After 50 years as Tax Assessor – Collector, Democrat Carl Smith died while in office in July 1998.  In November of 1998 Republican Paul Bettencourt was elected to the office replacing interim Tax Assessor – Collector, Willie Alexander, former defensive back for the Houston Oilers.

As the Harris County Tax Assessor, Bettencourt and his staff brought the Tax Office into the twenty-first century by bringing automation to all areas of tax office operations by replacing all of its manual business procedures in property tax collection, automotive and voter registration with a state of the art computer system.  While in office Bettencourt fought to lower property taxes for commercial and residential customers in Houston and throughout Texas.

Bettencourt resigned in 2009 and became the Chief Executive Officer of Bettencourt Tax Advisors, LLC.   In 2014 Bettencourt was elected to Texas Senate District 7.  He has been active in the Republican Party participating at the local, state, and national levels.

Bettencourt resides in Houston with his wife Susan and their two children, Christian and Henry.

Tax Assessor – Collector: Sanborn Maps

Founded in 1867 by D. A. Sanborn, the Sanborn Map Company produced detailed maps of city neighborhoods for underwriters of fire insurance.  By 1905 the company established a system of standards for accuracy and design and by 1920 held a monopoly in the field of fire insurance maps. Due to the expense and size of the maps, limited editions were made of each map and often bought by insurance associations for the use of their members.  By 1950 modern construction methods, building codes, and improved fire protection methods made the use of Sanborn Maps increasingly unnecessary.  The company soon stopped producing new maps and only provided updates into the early 1960s.
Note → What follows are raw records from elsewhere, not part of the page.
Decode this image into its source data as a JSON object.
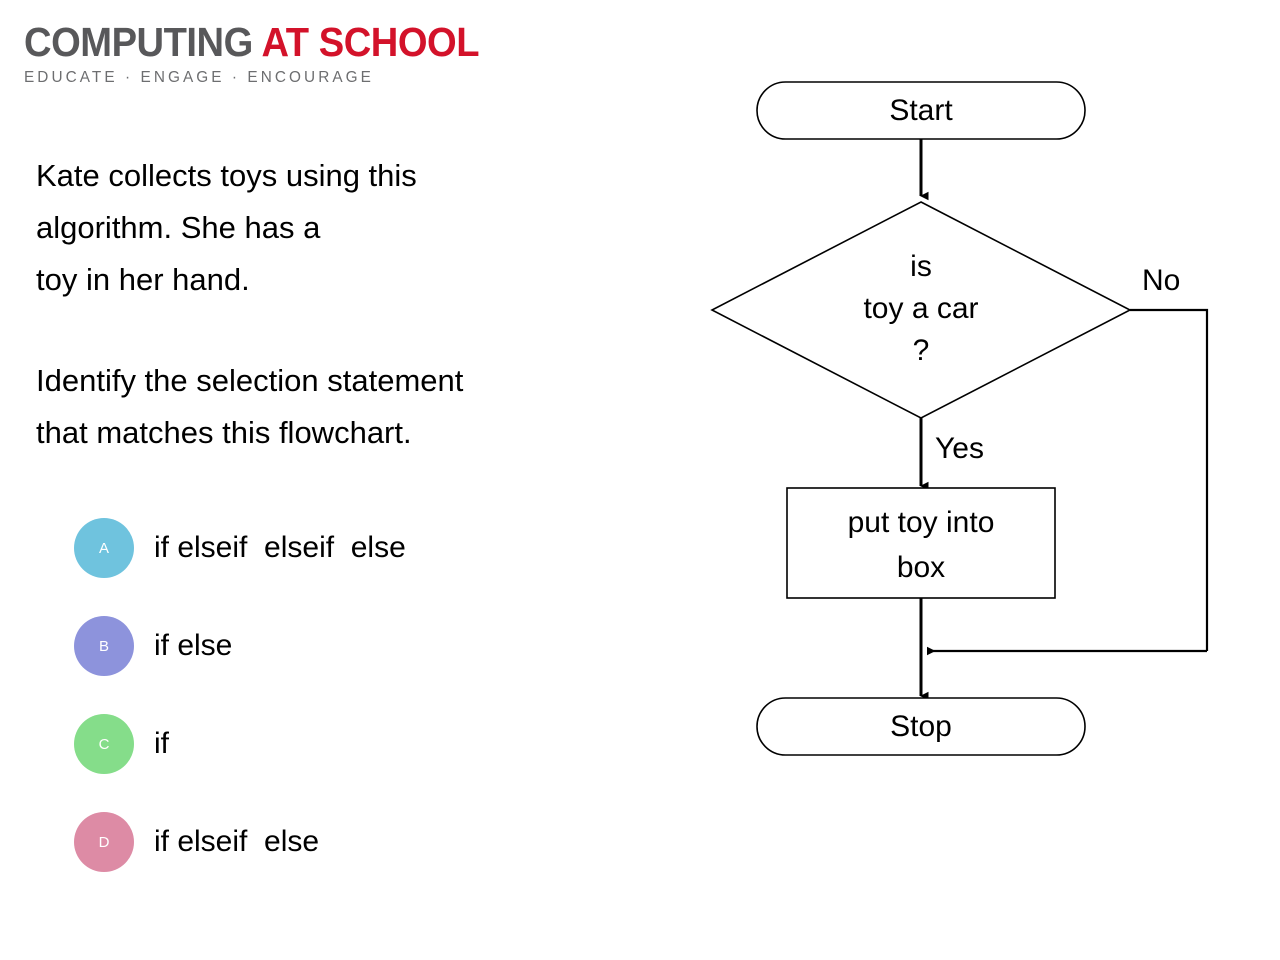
{
  "logo": {
    "word_primary": "COMPUTING",
    "word_accent": "AT SCHOOL",
    "tagline": "EDUCATE · ENGAGE · ENCOURAGE",
    "color_primary": "#58585A",
    "color_accent": "#D3122A",
    "color_tagline": "#6D6E70"
  },
  "content": {
    "intro_text": "Kate collects toys using this\nalgorithm.  She has a\ntoy in her hand.",
    "instruction_text": "Identify the selection statement\nthat matches this flowchart."
  },
  "options": [
    {
      "letter": "A",
      "label": "if elseif  elseif  else",
      "color": "#6FC3DE"
    },
    {
      "letter": "B",
      "label": "if else",
      "color": "#8D93DC"
    },
    {
      "letter": "C",
      "label": "if",
      "color": "#85DD8A"
    },
    {
      "letter": "D",
      "label": "if elseif  else",
      "color": "#DD8BA5"
    }
  ],
  "flowchart": {
    "start_label": "Start",
    "decision_line1": "is",
    "decision_line2": "toy a car",
    "decision_line3": "?",
    "branch_yes": "Yes",
    "branch_no": "No",
    "process_line1": "put toy into",
    "process_line2": "box",
    "stop_label": "Stop",
    "stroke_color": "#000000"
  }
}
Sanborn Fire Insurance Maps were hand-drawn, lithographed and then hand-colored on 21-by-25 inch sheets of paper which were then bound in volumes for sale.  A scale of 1 inch to 50 feet allowed for the rendering of precise detail.  Buildings were identified by a system of color-coding for building materials and included information such as current use, heating systems, windows, skylights, and building heights.  Street widths and materials were noted along with utility lines.  

Each folio of maps is unique.  Information on the maps was often added by the owner in addition to the employees of the Sanborn Map Company who pasted in the corrections annually.  Aside from being rich sources of information, the maps are often works of art in and of themselves.

Highly valued by genealogists, geographers, urban planners, historians, environmentalists, and architectural historians, the Sanborn Fire Insurance Maps contain the information not readily available from any other source.


Toll Road Authority

Patron correspondence, general correspondence, patron communications, press releases, reports, publications, membership directories, and 1 VHS tape (1986-2003) document the administrative functions of the Harris County Toll Road Authority.